◆ **DATA TO EXAMINE**:
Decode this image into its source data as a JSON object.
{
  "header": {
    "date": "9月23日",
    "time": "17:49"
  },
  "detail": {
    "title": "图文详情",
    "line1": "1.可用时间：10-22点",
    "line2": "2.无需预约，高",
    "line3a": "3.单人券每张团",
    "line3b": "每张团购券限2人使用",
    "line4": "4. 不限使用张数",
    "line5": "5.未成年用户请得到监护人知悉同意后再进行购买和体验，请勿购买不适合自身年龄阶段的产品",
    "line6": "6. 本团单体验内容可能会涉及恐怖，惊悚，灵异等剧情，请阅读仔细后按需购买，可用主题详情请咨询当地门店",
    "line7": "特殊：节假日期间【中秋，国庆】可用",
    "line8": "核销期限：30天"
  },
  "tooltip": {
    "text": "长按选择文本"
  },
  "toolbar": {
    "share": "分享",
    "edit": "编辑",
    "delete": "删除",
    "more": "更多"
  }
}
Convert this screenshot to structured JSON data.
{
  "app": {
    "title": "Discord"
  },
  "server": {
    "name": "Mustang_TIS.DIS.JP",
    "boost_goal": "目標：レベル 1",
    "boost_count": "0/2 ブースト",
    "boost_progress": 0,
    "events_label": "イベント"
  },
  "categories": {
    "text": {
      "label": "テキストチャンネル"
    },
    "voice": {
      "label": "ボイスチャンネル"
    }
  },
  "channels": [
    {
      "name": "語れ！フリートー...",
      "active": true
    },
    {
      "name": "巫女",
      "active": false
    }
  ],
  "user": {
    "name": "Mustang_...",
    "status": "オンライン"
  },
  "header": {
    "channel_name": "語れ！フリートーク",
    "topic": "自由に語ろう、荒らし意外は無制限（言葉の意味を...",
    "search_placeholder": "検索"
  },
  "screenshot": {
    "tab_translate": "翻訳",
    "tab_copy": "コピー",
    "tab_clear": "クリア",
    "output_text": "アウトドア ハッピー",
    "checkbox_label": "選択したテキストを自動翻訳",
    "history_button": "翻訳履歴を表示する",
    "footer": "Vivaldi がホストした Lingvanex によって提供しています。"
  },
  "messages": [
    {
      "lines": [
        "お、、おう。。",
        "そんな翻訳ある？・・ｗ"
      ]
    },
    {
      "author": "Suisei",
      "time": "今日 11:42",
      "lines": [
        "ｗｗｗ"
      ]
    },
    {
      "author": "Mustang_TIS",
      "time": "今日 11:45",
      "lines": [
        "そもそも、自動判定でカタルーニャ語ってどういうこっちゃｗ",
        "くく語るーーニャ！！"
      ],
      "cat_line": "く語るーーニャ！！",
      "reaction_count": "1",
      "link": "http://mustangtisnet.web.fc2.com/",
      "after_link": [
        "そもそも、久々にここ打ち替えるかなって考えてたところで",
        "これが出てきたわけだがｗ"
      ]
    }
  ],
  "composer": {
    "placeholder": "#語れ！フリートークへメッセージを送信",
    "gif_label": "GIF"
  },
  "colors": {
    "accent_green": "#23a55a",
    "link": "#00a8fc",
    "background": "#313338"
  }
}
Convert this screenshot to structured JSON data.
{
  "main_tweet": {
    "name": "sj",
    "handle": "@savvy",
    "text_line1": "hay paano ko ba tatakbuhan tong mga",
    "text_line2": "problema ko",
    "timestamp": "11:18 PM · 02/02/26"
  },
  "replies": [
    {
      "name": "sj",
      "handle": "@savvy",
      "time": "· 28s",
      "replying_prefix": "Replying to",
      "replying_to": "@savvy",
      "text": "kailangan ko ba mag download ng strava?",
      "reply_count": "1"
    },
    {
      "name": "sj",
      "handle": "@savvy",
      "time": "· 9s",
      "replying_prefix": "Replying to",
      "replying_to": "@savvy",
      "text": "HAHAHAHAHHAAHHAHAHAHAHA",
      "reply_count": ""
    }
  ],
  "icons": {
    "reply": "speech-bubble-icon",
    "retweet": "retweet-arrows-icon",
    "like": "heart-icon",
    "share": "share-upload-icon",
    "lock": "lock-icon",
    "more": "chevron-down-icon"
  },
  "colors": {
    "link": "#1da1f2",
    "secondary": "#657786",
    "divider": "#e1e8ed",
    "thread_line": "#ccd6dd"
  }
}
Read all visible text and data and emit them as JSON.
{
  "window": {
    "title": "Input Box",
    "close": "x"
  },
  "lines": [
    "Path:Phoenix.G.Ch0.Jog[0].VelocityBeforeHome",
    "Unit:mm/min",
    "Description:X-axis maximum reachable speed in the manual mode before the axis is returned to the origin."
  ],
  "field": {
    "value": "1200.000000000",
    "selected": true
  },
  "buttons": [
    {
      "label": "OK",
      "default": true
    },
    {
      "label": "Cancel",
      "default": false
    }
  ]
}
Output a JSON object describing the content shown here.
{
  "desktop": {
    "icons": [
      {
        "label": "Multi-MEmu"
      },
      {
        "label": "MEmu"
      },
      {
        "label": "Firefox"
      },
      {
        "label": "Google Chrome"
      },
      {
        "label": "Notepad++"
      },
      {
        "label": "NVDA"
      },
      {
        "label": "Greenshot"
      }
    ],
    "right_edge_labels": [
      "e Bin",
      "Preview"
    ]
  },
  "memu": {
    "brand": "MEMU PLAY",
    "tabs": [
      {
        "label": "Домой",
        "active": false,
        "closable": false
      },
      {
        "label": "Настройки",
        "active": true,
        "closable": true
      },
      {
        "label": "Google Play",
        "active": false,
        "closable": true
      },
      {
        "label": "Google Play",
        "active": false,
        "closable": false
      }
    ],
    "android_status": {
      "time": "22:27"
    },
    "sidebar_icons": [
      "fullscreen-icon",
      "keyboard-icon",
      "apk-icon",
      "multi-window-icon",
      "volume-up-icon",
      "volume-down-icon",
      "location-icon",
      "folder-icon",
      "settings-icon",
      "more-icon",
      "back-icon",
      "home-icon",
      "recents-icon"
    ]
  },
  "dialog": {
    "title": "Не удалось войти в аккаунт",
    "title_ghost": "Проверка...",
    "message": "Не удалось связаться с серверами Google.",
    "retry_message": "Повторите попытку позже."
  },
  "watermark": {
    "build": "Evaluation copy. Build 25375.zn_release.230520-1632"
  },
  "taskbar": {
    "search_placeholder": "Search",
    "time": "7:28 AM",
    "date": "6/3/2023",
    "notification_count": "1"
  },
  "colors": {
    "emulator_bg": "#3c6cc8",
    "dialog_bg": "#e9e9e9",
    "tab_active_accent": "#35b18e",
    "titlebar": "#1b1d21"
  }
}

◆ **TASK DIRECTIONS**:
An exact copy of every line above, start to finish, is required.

◆ **FINISHED TASK**:
Decode this image into its source data as a JSON object.
{
  "header": {
    "date": "9月23日",
    "time": "17:49"
  },
  "detail": {
    "title": "图文详情",
    "line1": "1.可用时间：10-22点",
    "line2": "2.无需预约，高",
    "line3a": "3.单人券每张团",
    "line3b": "每张团购券限2人使用",
    "line4": "4. 不限使用张数",
    "line5": "5.未成年用户请得到监护人知悉同意后再进行购买和体验，请勿购买不适合自身年龄阶段的产品",
    "line6": "6. 本团单体验内容可能会涉及恐怖，惊悚，灵异等剧情，请阅读仔细后按需购买，可用主题详情请咨询当地门店",
    "line7": "特殊：节假日期间【中秋，国庆】可用",
    "line8": "核销期限：30天"
  },
  "tooltip": {
    "text": "长按选择文本"
  },
  "toolbar": {
    "share": "分享",
    "edit": "编辑",
    "delete": "删除",
    "more": "更多"
  }
}
Convert this screenshot to structured JSON data.
{
  "app": {
    "title": "Discord"
  },
  "server": {
    "name": "Mustang_TIS.DIS.JP",
    "boost_goal": "目標：レベル 1",
    "boost_count": "0/2 ブースト",
    "boost_progress": 0,
    "events_label": "イベント"
  },
  "categories": {
    "text": {
      "label": "テキストチャンネル"
    },
    "voice": {
      "label": "ボイスチャンネル"
    }
  },
  "channels": [
    {
      "name": "語れ！フリートー...",
      "active": true
    },
    {
      "name": "巫女",
      "active": false
    }
  ],
  "user": {
    "name": "Mustang_...",
    "status": "オンライン"
  },
  "header": {
    "channel_name": "語れ！フリートーク",
    "topic": "自由に語ろう、荒らし意外は無制限（言葉の意味を...",
    "search_placeholder": "検索"
  },
  "screenshot": {
    "tab_translate": "翻訳",
    "tab_copy": "コピー",
    "tab_clear": "クリア",
    "output_text": "アウトドア ハッピー",
    "checkbox_label": "選択したテキストを自動翻訳",
    "history_button": "翻訳履歴を表示する",
    "footer": "Vivaldi がホストした Lingvanex によって提供しています。"
  },
  "messages": [
    {
      "lines": [
        "お、、おう。。",
        "そんな翻訳ある？・・ｗ"
      ]
    },
    {
      "author": "Suisei",
      "time": "今日 11:42",
      "lines": [
        "ｗｗｗ"
      ]
    },
    {
      "author": "Mustang_TIS",
      "time": "今日 11:45",
      "lines": [
        "そもそも、自動判定でカタルーニャ語ってどういうこっちゃｗ",
        "くく語るーーニャ！！"
      ],
      "cat_line": "く語るーーニャ！！",
      "reaction_count": "1",
      "link": "http://mustangtisnet.web.fc2.com/",
      "after_link": [
        "そもそも、久々にここ打ち替えるかなって考えてたところで",
        "これが出てきたわけだがｗ"
      ]
    }
  ],
  "composer": {
    "placeholder": "#語れ！フリートークへメッセージを送信",
    "gif_label": "GIF"
  },
  "colors": {
    "accent_green": "#23a55a",
    "link": "#00a8fc",
    "background": "#313338"
  }
}
Convert this screenshot to structured JSON data.
{
  "main_tweet": {
    "name": "sj",
    "handle": "@savvy",
    "text_line1": "hay paano ko ba tatakbuhan tong mga",
    "text_line2": "problema ko",
    "timestamp": "11:18 PM · 02/02/26"
  },
  "replies": [
    {
      "name": "sj",
      "handle": "@savvy",
      "time": "· 28s",
      "replying_prefix": "Replying to",
      "replying_to": "@savvy",
      "text": "kailangan ko ba mag download ng strava?",
      "reply_count": "1"
    },
    {
      "name": "sj",
      "handle": "@savvy",
      "time": "· 9s",
      "replying_prefix": "Replying to",
      "replying_to": "@savvy",
      "text": "HAHAHAHAHHAAHHAHAHAHAHA",
      "reply_count": ""
    }
  ],
  "icons": {
    "reply": "speech-bubble-icon",
    "retweet": "retweet-arrows-icon",
    "like": "heart-icon",
    "share": "share-upload-icon",
    "lock": "lock-icon",
    "more": "chevron-down-icon"
  },
  "colors": {
    "link": "#1da1f2",
    "secondary": "#657786",
    "divider": "#e1e8ed",
    "thread_line": "#ccd6dd"
  }
}
Read all visible text and data and emit them as JSON.
{
  "window": {
    "title": "Input Box",
    "close": "x"
  },
  "lines": [
    "Path:Phoenix.G.Ch0.Jog[0].VelocityBeforeHome",
    "Unit:mm/min",
    "Description:X-axis maximum reachable speed in the manual mode before the axis is returned to the origin."
  ],
  "field": {
    "value": "1200.000000000",
    "selected": true
  },
  "buttons": [
    {
      "label": "OK",
      "default": true
    },
    {
      "label": "Cancel",
      "default": false
    }
  ]
}
Output a JSON object describing the content shown here.
{
  "desktop": {
    "icons": [
      {
        "label": "Multi-MEmu"
      },
      {
        "label": "MEmu"
      },
      {
        "label": "Firefox"
      },
      {
        "label": "Google Chrome"
      },
      {
        "label": "Notepad++"
      },
      {
        "label": "NVDA"
      },
      {
        "label": "Greenshot"
      }
    ],
    "right_edge_labels": [
      "e Bin",
      "Preview"
    ]
  },
  "memu": {
    "brand": "MEMU PLAY",
    "tabs": [
      {
        "label": "Домой",
        "active": false,
        "closable": false
      },
      {
        "label": "Настройки",
        "active": true,
        "closable": true
      },
      {
        "label": "Google Play",
        "active": false,
        "closable": true
      },
      {
        "label": "Google Play",
        "active": false,
        "closable": false
      }
    ],
    "android_status": {
      "time": "22:27"
    },
    "sidebar_icons": [
      "fullscreen-icon",
      "keyboard-icon",
      "apk-icon",
      "multi-window-icon",
      "volume-up-icon",
      "volume-down-icon",
      "location-icon",
      "folder-icon",
      "settings-icon",
      "more-icon",
      "back-icon",
      "home-icon",
      "recents-icon"
    ]
  },
  "dialog": {
    "title": "Не удалось войти в аккаунт",
    "title_ghost": "Проверка...",
    "message": "Не удалось связаться с серверами Google.",
    "retry_message": "Повторите попытку позже."
  },
  "watermark": {
    "build": "Evaluation copy. Build 25375.zn_release.230520-1632"
  },
  "taskbar": {
    "search_placeholder": "Search",
    "time": "7:28 AM",
    "date": "6/3/2023",
    "notification_count": "1"
  },
  "colors": {
    "emulator_bg": "#3c6cc8",
    "dialog_bg": "#e9e9e9",
    "tab_active_accent": "#35b18e",
    "titlebar": "#1b1d21"
  }
}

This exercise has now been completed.